Larry: When we played at our manager’s birthday party, it was a magic night.
Joe: He grabbed the cuatro at one point and I started playing old-time fiddle tunes. You just imagine all this pandemonium – December 27th madness in this cave in the middle of a pandemic. There was risk in the air. I had just been through covid and say had he. We were like, who cares. If the world ends tomorrow, it’s worth it.
Larry: 97% of the people I have met in this adventure have been good people.
Joe: We had a couple gigs in Ashville that were very impactful. People came and appreciated it. It meant something in their lives. And that’s just wind in our sails. To see what we do having great meaning for other people, that’s the biggest prize – money could never buy that. You could get all the money in the world to play for huge audiences of a bunch of anonymous people, but you don’t get to touch them. We like the small stuff, the community oriented stuff.
CB: You had mentioned that Larry got some looks from some people.
PJ: He did.
CB: Do you think once they heard him play and they saw how great he was that any of those kind of thoughts just left those people almost immediately, or is that wishful thinking?
PJ: I think certainly some of that is true.
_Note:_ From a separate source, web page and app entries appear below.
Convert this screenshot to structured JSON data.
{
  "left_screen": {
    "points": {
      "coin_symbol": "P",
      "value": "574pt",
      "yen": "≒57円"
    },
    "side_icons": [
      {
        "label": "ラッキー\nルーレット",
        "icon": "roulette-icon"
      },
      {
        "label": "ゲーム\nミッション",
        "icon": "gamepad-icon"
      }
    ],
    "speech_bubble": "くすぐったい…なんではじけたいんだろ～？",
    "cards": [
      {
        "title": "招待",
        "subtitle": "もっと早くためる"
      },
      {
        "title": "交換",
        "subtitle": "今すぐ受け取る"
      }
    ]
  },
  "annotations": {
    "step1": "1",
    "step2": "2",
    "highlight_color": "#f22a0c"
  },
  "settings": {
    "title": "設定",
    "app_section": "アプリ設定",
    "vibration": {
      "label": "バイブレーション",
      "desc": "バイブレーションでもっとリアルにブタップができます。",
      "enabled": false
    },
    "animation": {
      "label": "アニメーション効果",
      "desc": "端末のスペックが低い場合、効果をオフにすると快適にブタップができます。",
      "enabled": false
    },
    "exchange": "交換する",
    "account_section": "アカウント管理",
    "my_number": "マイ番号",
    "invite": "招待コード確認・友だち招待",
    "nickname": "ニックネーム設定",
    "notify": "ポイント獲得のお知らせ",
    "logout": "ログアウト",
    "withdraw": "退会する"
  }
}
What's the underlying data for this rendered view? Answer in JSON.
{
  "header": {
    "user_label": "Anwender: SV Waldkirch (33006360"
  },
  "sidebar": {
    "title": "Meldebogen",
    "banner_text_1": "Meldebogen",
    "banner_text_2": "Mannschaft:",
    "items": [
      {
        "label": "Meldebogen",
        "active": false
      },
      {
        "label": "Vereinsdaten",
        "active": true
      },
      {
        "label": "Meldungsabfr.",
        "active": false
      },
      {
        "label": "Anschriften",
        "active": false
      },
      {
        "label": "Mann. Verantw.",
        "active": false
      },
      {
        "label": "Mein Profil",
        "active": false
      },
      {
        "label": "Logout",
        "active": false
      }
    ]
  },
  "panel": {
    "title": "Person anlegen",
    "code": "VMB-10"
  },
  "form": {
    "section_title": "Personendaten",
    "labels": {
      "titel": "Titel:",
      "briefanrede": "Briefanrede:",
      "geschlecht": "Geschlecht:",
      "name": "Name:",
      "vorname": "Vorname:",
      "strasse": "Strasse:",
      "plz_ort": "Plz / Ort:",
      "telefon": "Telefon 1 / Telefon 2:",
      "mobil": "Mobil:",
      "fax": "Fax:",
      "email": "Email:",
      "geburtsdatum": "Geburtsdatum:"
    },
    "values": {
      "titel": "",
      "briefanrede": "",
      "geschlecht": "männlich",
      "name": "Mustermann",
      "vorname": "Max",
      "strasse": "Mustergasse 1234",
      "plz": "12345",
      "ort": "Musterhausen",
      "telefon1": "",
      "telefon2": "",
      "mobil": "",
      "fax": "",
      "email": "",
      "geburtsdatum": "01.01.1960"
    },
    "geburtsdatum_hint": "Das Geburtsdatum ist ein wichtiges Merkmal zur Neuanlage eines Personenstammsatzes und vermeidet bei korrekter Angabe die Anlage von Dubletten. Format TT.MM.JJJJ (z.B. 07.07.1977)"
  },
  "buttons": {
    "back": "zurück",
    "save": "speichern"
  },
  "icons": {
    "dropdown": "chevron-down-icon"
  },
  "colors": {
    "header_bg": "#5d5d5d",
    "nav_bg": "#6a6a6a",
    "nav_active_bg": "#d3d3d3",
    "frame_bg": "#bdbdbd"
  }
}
I think that Larry truly shows his soul when he makes music like any good musician and it's hard to deny that. However, sometimes it's still trumped by people's fear of the unknown. I know that Joe told me a story about how he Larry were in a jam, they're having a great time, and somebody said something to Larry during a break between songs that was really ugly even after playing music with him. And they decided it wasn't for them. They said, hey, we're just going to head out. They packed up and just walked away. And they felt unwelcomed. Well, come to find out, days later that people in that jam, after that gentleman said something mean, said something ugly, the jam kind of disintegrated because that left a bad taste in everybody's mouth. So I think that Larry won them over. It's hard not to.
CB: I was just going to say, how could you not let him win you over when you hear that music?
PJ: And he's also just a charming guy. There's a little bit of a language barrier between him and me. He speaks a little bit English. I speak a little bit of Spanish. Were able to get the idea across but the small talk is not easy.
PJ: What’s the future of this project look like?
Larry: Marvelous! I think that this is going to help the community to grow, to integrate. And even though we are working, this is our job, the goal is always still going to be inclusion.
PJ: We’re able to listen to some music together. And I think that if you can share some music with someone, if you can come together over music or food, it's hard not to understand someone even if they're polar opposite from you.
Larry: At the fruits of our project, Larry and Joe, is regardless of your nationality, this music can alter the society and bring about good.
PJ: And I think that's the message here. I think that's the takeaway from this experience. I'm thankful that I'm able to share common spaces and find common ground with people through our vast differences. And I think that sitting around the table and looking each other in the eye or sitting around a jam space and look at each other and hearing someone bear their soul, that's a really good way to find common ground. And for that, I'm thankful there are opportunities to do that.
CB: I'm thankful just hearing this music today. This is my first time hearing this and the minute I heard it, my ears just perked right up. It was like instantaneous I knew it was special.
Larry: And through the work we’re doing with this project, Larry and Joe, a lot more windows are going to start opening. Our slogan is inclusion. You can be black, or white, or red, whatever, you’re welcome, it’s all alright. When a black person draws blood, blood is red. And when a white person draws blood, it’s red. There’s no difference. The only thing we have different is skin pigment. The heart beats at the same rhythm. So if our heart itself beats at a certain rhythm, which is the fountain of life, that means we’re made out of music.